What about the last months of activity? The Migration Department refused to inform “Veidas” on issuing the permit to reside for the KGB agent J. Sagaidak making the excuse of… protection of personal information. As Evelina Gudzinskaitė, Directress at interim of the Migration Department, explained, “United Kingdom is not a part of Schengen area. Its information system can be used for judiciary purposes exclusively, and permits to reside do not fall into the scope of use”.
Thus, it is not consulted in the case of issuing permits to reside. Moreover, black lists of United Kingdom are considered national and… do not apply to Lithuania, which is a part of Schengen area. E. Gudzinskaitė emphasized that incorporation of fictitious companies can be the first signs of migration of foreigners and they were noticed five years ago. 35 hundred applications by foreigners either to issue or replace the permit to reside on the grounds of their legal activity were received in 2012, and this is 2.4 times more than in 2010. It was enough to be an owner or co-owner of a company registered in Lithuania and own a share of the authorized capital net value of which is minimum 50 thousand Litas for a foreigner (irrespective of whether coming from a NATO member state or the East) to receive or replace his/her permit to reside in Lithuania.
Do we need to explain that the authorized capital of “Consulit”, UAB was exactly the one? The law did not provide a possibility to refuse issuing or replacing the permit to the foreigners declaring a fictitious legal activity. It was very easy for a foreigner to obtain a company registered in Lithuania because the companies managed by Lithuanian citizens were busily engaging in the business of company incorporation and selling to foreigners. No one used to check such companies fundamentally. Much stricter policy obliging a foreigner’s company to operate minimum 6 months, establish minimum three workplaces and have minimum 28 thousand Euros authorized capital, half of which must be the foreigner’s own capital, came to its effect only in November 2014.
According to information available at the Migration Department, issue or replacement of the permits to reside was refused to 324 persons last year on the basis that they incorporated or obtained fictitious companies and provided misleading information. E. Gudzinskaitė assured “Veidas” that they always consult the Police and the SSD before issuing any permit to reside. However, obligation to wait for an answer by the said institutions before issuing a permit was imposed only in November 2014. Despite of the fact, it appeared that the permit to reside in Lithuania was granted to the Russian criminal, the so-called legal thief, Akhmed Yevloyev in February 2015. This and similar cases must have probably caused the Government to make their decision in March 2015 to eliminate the Migration Department and transfer its functions to the Ministry of the Interior and the State Border Guard Service.

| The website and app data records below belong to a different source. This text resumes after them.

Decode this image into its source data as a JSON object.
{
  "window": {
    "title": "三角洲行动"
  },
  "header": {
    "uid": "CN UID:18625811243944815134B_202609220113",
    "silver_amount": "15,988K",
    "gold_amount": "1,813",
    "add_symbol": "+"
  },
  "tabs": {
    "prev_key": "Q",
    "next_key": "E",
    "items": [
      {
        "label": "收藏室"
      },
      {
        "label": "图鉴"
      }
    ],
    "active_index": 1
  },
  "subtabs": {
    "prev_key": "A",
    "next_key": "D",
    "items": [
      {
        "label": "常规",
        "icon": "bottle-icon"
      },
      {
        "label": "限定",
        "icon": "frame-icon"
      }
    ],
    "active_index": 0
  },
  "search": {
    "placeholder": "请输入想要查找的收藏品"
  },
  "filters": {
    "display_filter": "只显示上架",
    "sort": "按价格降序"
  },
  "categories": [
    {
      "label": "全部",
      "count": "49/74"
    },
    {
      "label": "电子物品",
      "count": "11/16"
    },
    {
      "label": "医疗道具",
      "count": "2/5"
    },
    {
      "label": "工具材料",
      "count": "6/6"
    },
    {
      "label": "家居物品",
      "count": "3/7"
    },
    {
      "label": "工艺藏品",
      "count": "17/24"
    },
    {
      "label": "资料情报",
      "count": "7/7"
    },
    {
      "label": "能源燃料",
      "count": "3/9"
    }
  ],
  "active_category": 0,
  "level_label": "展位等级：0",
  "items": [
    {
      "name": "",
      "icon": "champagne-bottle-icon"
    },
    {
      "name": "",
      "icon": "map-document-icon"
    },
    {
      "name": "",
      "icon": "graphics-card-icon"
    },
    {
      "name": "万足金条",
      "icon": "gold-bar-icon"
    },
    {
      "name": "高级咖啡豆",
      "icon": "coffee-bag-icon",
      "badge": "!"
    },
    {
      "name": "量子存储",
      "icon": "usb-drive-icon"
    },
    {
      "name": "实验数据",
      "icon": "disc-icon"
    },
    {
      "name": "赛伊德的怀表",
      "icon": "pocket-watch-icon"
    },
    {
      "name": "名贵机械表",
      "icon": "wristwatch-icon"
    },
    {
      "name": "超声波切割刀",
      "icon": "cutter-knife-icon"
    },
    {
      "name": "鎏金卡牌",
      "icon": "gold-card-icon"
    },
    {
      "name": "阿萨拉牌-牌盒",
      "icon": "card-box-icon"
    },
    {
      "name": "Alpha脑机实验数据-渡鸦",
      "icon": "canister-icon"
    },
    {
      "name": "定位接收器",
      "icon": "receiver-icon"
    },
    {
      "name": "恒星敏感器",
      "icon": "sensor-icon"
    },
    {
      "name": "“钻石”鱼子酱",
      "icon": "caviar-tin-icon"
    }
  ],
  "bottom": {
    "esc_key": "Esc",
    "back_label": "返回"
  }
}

As Saulius Skvernelis, Minister of the Interior, emphasized, it was an excess institution responsible for technical work exclusively. However, the decision will have to be approved by the Seimas. As far as the chaos rules migration policy and management it is not a surprise that the firm owned by the KGB agent kicked out from England exists in the same street, where F. Dzeržinskis, the founder of Cheka legion, once lived, and in the apartment that belongs to mother of the former Minister of National Defence. We wonder what it actually does in Lithuania. Perhaps the SSD could answer the question.